- _Assigned task_:
Give the number of lines in this listing that hold "JSON". No other words belong in the reply.

- _Provided entries_:
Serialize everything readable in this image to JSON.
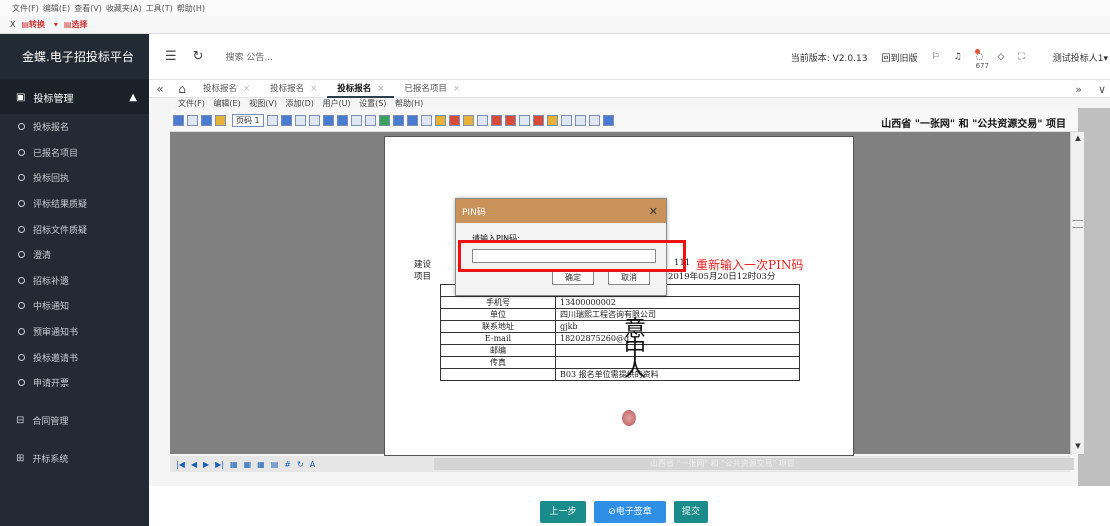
{
  "ie_menu": [
    "文件(F)",
    "编辑(E)",
    "查看(V)",
    "收藏夹(A)",
    "工具(T)",
    "帮助(H)"
  ],
  "ie_toolbar": {
    "close": "X",
    "convert": "转换",
    "select": "选择"
  },
  "sidebar": {
    "brand": "金蝶.电子招投标平台",
    "group": "投标管理",
    "items": [
      "投标报名",
      "已报名项目",
      "投标回执",
      "评标结果质疑",
      "招标文件质疑",
      "澄清",
      "招标补遗",
      "中标通知",
      "预审通知书",
      "投标邀请书",
      "申请开票"
    ],
    "sections": [
      "合同管理",
      "开标系统"
    ]
  },
  "topbar": {
    "search": "搜索 公告...",
    "version": "当前版本: V2.0.13",
    "back_version": "回到旧版",
    "badge_count": "677",
    "user": "测试投标人1"
  },
  "tabs": [
    {
      "label": "投标报名",
      "active": false
    },
    {
      "label": "投标报名",
      "active": false
    },
    {
      "label": "投标报名",
      "active": true
    },
    {
      "label": "已报名项目",
      "active": false
    }
  ],
  "embedded_menu": [
    "文件(F)",
    "编辑(E)",
    "视图(V)",
    "添加(D)",
    "用户(U)",
    "设置(S)",
    "帮助(H)"
  ],
  "doc": {
    "page_select": "页码 1",
    "title": "山西省 \"一张网\" 和 \"公共资源交易\" 项目",
    "line1_left": "建设",
    "line1_right": "111",
    "line2_left": "项目",
    "line2_right": "2019年05月20日12时03分",
    "table": [
      {
        "k": "",
        "v": ""
      },
      {
        "k": "手机号",
        "v": "13400000002"
      },
      {
        "k": "单位",
        "v": "四川瑞熙工程咨询有限公司"
      },
      {
        "k": "联系地址",
        "v": "gjkb"
      },
      {
        "k": "E-mail",
        "v": "18202875260@q"
      },
      {
        "k": "邮编",
        "v": ""
      },
      {
        "k": "传真",
        "v": ""
      },
      {
        "k": "",
        "v": "B03 报名单位需提供的资料"
      }
    ],
    "signature": "意中人",
    "watermark": "山西省 \"一张网\" 和 \"公共资源交易\" 项目"
  },
  "dialog": {
    "title": "PIN码",
    "prompt": "请输入PIN码:",
    "value": "",
    "ok": "确定",
    "cancel": "取消"
  },
  "annotation": "重新输入一次PIN码",
  "footer": {
    "prev": "上一步",
    "sign": "电子签章",
    "submit": "提交"
  }
}
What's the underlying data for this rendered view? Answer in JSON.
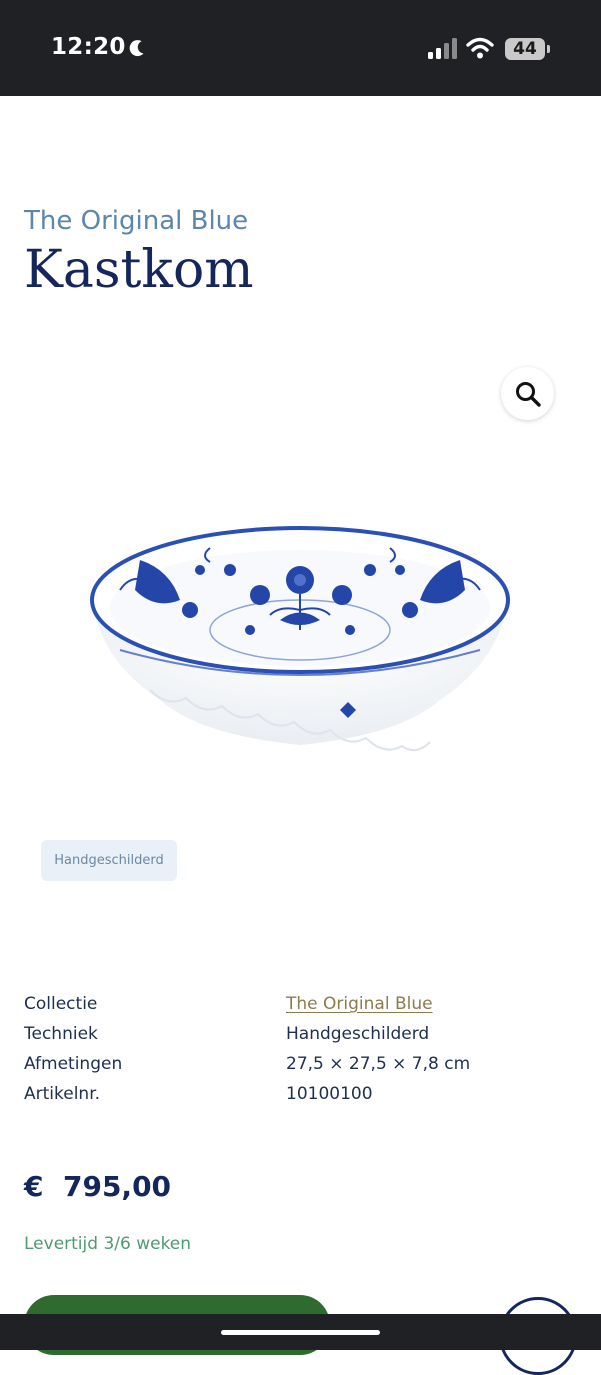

- _Task output_:
2